Title: Myth of the Vanishing Working Class
Author: Mike Hargis
Date: 1994
Source: Retrieved on April 16, 2005 from web.archive.org
Notes: From Libertarian Labor Review #16, Winter 1994

It seems to be fashionable in the anarchist/anti-authoritarian milieu to downplay, if not ignore altogether, the importance of the working class as an agent of revolutionary change. The belief seems to be widespread that the working class in the de-industrializing first world is disappearing, and therefore that anarchists need to look for other “constituencies” with identities other than class to aim our propaganda at.

Well, just to test out this thesis, I checked some statistics gathered by the U.S. Bureau of Labor Statistics (BLS). Looking at the year 1991, the BLS reports some 116,877,000 employed people in the U.S. Of these, around 62.65 percent, or some 73,227,000 people, were employed as production or non-supervisory workers in private industry. Of these 73,227,000 workers, 22.56 percent (or 16,527,000 people) were working in the goods-producing industries (i.e., mining, construction and manufacturing); 77.43 percent (or 56,700,000) were employed in the service-producing industries (i.e., transportation and public utilities, wholesale and retail trade, financial, insurance and real estate, and other services).

Clearly the service-producing industries employ the majority of workers, but it is also clear that the goods-producing sector still employs millions of human beings. Besides, only a vulgar Marxist, or an anarchist who hasn’t got the foggiest notion of what class means, would claim that the workers in the service industries are not part and parcel of the working class. Anarcho-syndicalists have always maintained that workers of both hand and brain need to organize, not only to overthrow capitalism but to re-organize the economy to feed, house, clothe, educate, entertain, care for the sick and do all those things than hold society together.
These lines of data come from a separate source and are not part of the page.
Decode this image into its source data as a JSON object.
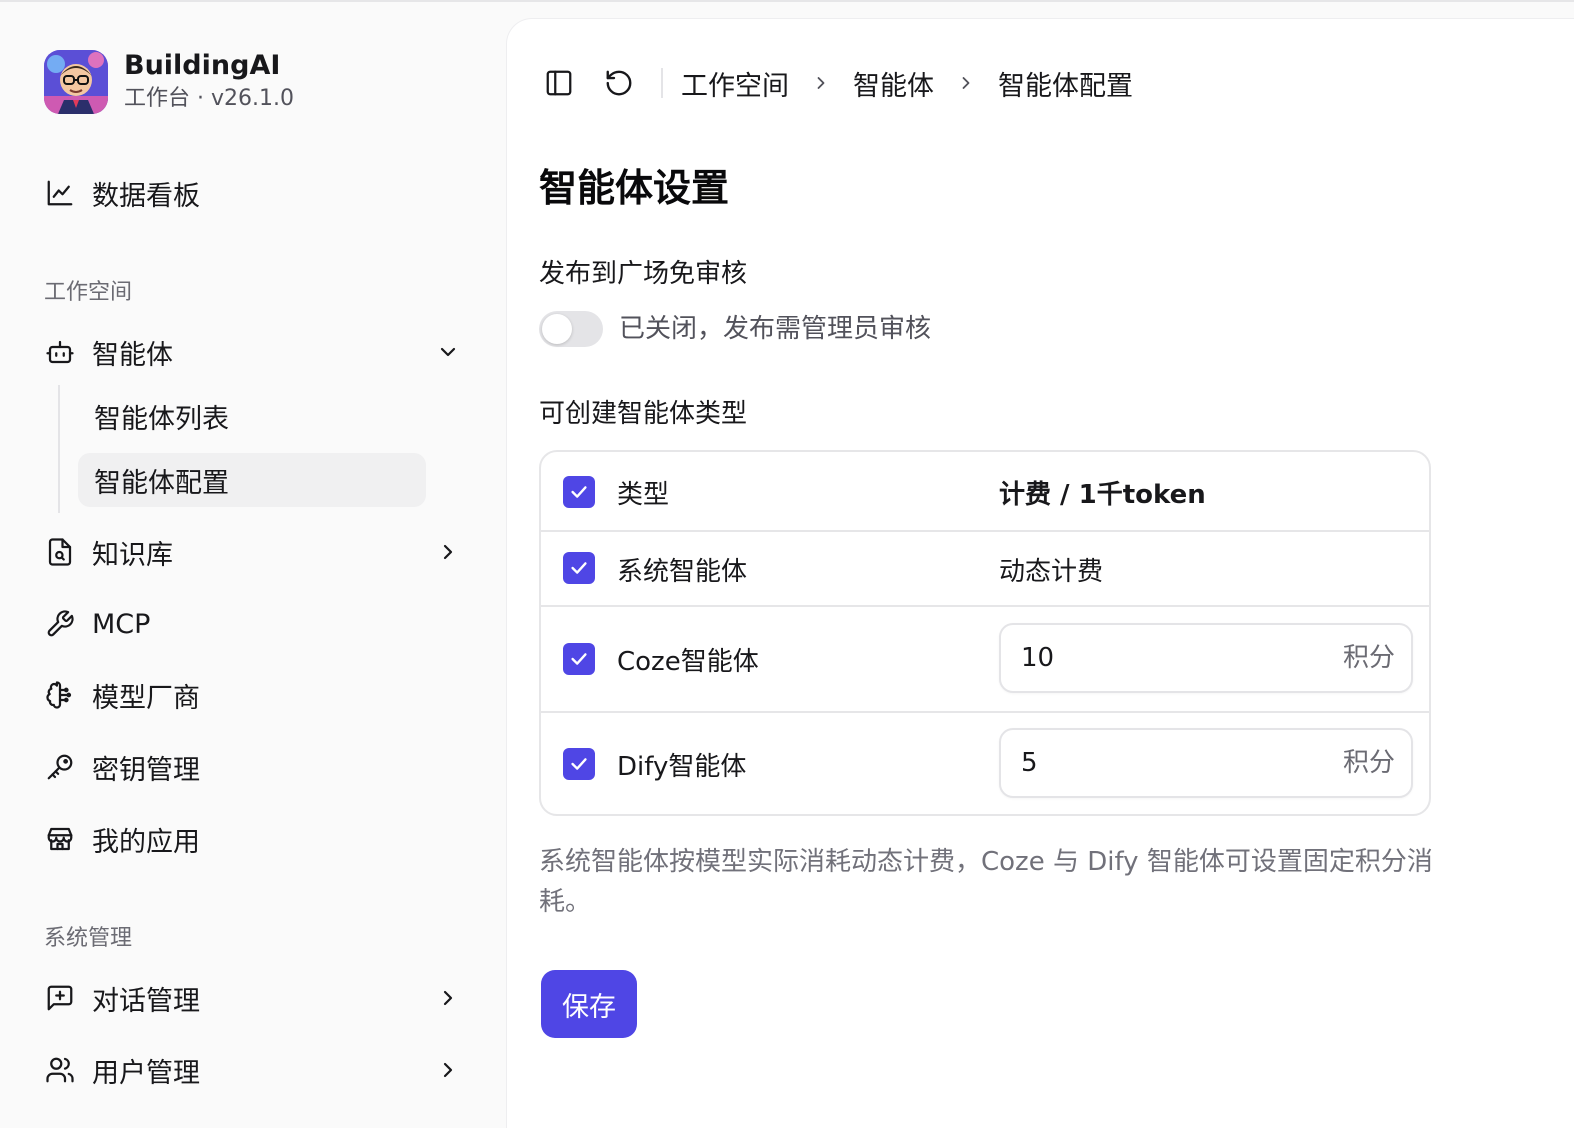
{
  "brand": {
    "name": "BuildingAI",
    "subtitle": "工作台 · v26.1.0"
  },
  "sidebar": {
    "dashboard": "数据看板",
    "workspace_label": "工作空间",
    "agents": {
      "label": "智能体",
      "children": [
        "智能体列表",
        "智能体配置"
      ]
    },
    "knowledge": "知识库",
    "mcp": "MCP",
    "models": "模型厂商",
    "keys": "密钥管理",
    "apps": "我的应用",
    "system_label": "系统管理",
    "conversations": "对话管理",
    "users": "用户管理"
  },
  "breadcrumb": [
    "工作空间",
    "智能体",
    "智能体配置"
  ],
  "page": {
    "title": "智能体设置",
    "publish_label": "发布到广场免审核",
    "toggle_text": "已关闭，发布需管理员审核",
    "types_label": "可创建智能体类型",
    "table": {
      "header_type": "类型",
      "header_cost": "计费 / 1千token",
      "rows": [
        {
          "name": "系统智能体",
          "value": "动态计费"
        },
        {
          "name": "Coze智能体",
          "value": "10",
          "unit": "积分"
        },
        {
          "name": "Dify智能体",
          "value": "5",
          "unit": "积分"
        }
      ]
    },
    "help_text": "系统智能体按模型实际消耗动态计费，Coze 与 Dify 智能体可设置固定积分消耗。",
    "save_label": "保存"
  },
  "colors": {
    "accent": "#4f46e5",
    "active_bg": "#f0f0f1"
  }
}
Of course, the mere existence of the working class does not say anything about its revolutionary potential, but for anarchists to neglect the task of spreading our ideas within the working class is sheer suicide. It is no secret that the anarchist movement historically has only achieved any societal impact to the extent that its ideas penetrated the working class and influenced its organization. While it is clear that workers are capable of achieving a revolutionary consciousness without the aid of a “vanguard,” it is also clear that this inchoate revolutionary consciousness is influenced by the propaganda of revolutionary or reactionary minorities. In Russia Leninism gained the upper hand; in Italy it was Fascism; in Spain, Anarchosyndicalism. In the U.S. at this time, the ideology of racial nationalism (both white and black), leading to race war, has a better chance of influencing the working class than does anarchism--primarily because the anarchist/anti-authoritarian milieu refuses to engage in any kind of working-class agitation or organizing, preferring, instead, to retreat into a cozy counter-cultural ghetto.

If anarchists want to truly change this society we have to get back into the working class. There are no other alternatives.